Honorable U Tin Aye, the Chairman of Union Election Commission (UEC) of Myanmar set the tone of the seminar by pointing out that media and political parties need to work together to strengthen democracy in the country.
In the second session, Mr. Thiha Saw from Myanmar Journalist Association (MJA) and U Khin Maung Lay, Editor-in-Chief of Golden Fresh Land, highlighted the complementary roles that parties and media have in listening to the voices of the citizens, in being accountable and in doing their work in line with professional ethics.
Tin Muang Than of MDRI, a think-tank based in Yangon, emphasized sensitivities of relationship between media and political parties in times of transition and called upon participants to exercise restraint in dealing with each other. A lively debate followed. The seminar broke for lunch with a lot of ideas to consider and participants talked to one another about their impressions.
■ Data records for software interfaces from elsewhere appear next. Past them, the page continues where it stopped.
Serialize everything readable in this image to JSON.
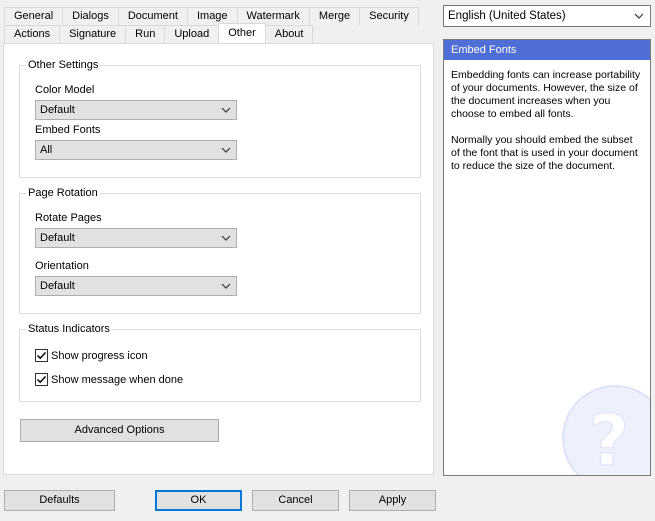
{
  "tabs": {
    "top": [
      "General",
      "Dialogs",
      "Document",
      "Image",
      "Watermark",
      "Merge",
      "Security"
    ],
    "bottom": [
      "Actions",
      "Signature",
      "Run",
      "Upload",
      "Other",
      "About"
    ],
    "active": "Other"
  },
  "other_settings": {
    "title": "Other Settings",
    "color_model_label": "Color Model",
    "color_model_value": "Default",
    "embed_fonts_label": "Embed Fonts",
    "embed_fonts_value": "All"
  },
  "page_rotation": {
    "title": "Page Rotation",
    "rotate_pages_label": "Rotate Pages",
    "rotate_pages_value": "Default",
    "orientation_label": "Orientation",
    "orientation_value": "Default"
  },
  "status_indicators": {
    "title": "Status Indicators",
    "show_progress_label": "Show progress icon",
    "show_progress_checked": true,
    "show_message_label": "Show message when done",
    "show_message_checked": true
  },
  "advanced_options_label": "Advanced Options",
  "footer": {
    "defaults": "Defaults",
    "ok": "OK",
    "cancel": "Cancel",
    "apply": "Apply"
  },
  "language": {
    "value": "English (United States)"
  },
  "help": {
    "title": "Embed Fonts",
    "paragraph1": "Embedding fonts can increase portability of your documents. However, the size of the document increases when you choose to embed all fonts.",
    "paragraph2": "Normally you should embed the subset of the font that is used in your document to reduce the size of the document."
  },
  "icons": {
    "dropdown": "chevron-down-icon",
    "check": "check-icon",
    "help": "question-mark-icon"
  },
  "colors": {
    "help_header": "#4f6fd7",
    "focus_border": "#0078d7"
  }
}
The afternoon session began with a presentation of the case study by Ratih Hardjono Falaah, the Secretary General of Komunitas Indonesia untuk Demokrasi (KID), about the relationship between political parties and media in Indonesia. She dwelled upon the importance of not hurrying the process of reforms but continuing with incremental changes in the desired direction.
The afternoon session contained a case study from Nepal where, Mr. C.K. Lal, a political commentator from Nepal, presented an outline of ups and downs when democratizing a country while institutionalizing the cordial relationship between the press and political parties. He advised small and ethnic parties to form alliances in order to attract media attention and told journalists to report about issues of marginalized people to increase the respectability of the free press in all sections of society. Mutual respect helps deepen understanding, which is vital for the health of a long-lasting democracy.
The last session turned out to be the most engaging. Six groups discussed and came up with various recommendations to create and maintain working relationships between political parties and the press. Everyone agreed that forums for such conversations need to be institutionalized in Myanmar. Political party leaders have to be trained in the skill of dealing with the media. Journalists also have to learn new ways of engaging in political parties.
During the closing session, hosts expressed satisfaction at the outcome of the seminar and pledged to continue to support such initiatives in the future in order to assist the democratization process in Myanmar. The importance of free press in a functioning democracy requires that political parties become more media savvy. Areas for improving capabilities of political parties in handling media before, during and after elections have to be explored to design effective intervention strategies in the future.
The take away from the seminar for most participants is that they need to work harder and better to reach out to each other in order to improve the effectiveness of political parties and the media. Participants expressed hope that there would be more of such opportunities to meet and learn collectively and that the event required follow-up activities from all stakeholders in order to continue in improving the roles, responsibilities and relationships between political parties and the media.
The seminar forms part of the Political Parties and Media Component of the Myanmar Multiparty Democracy Programme ( MMDP).
For further information contact:
Yangon: Khin Thazin Myint, Programme Coordinator: firstname.lastname@example.org
Yangon IMS: Glen Swanson: email@example.com, www.i-m-s.dk
Denmark: Senior Program Officer at DIPD, Martin Rosenkilde Pedersen: firstname.lastname@example.org
The Netherlands: Maaike Van der Werf, NIMD:email@example.com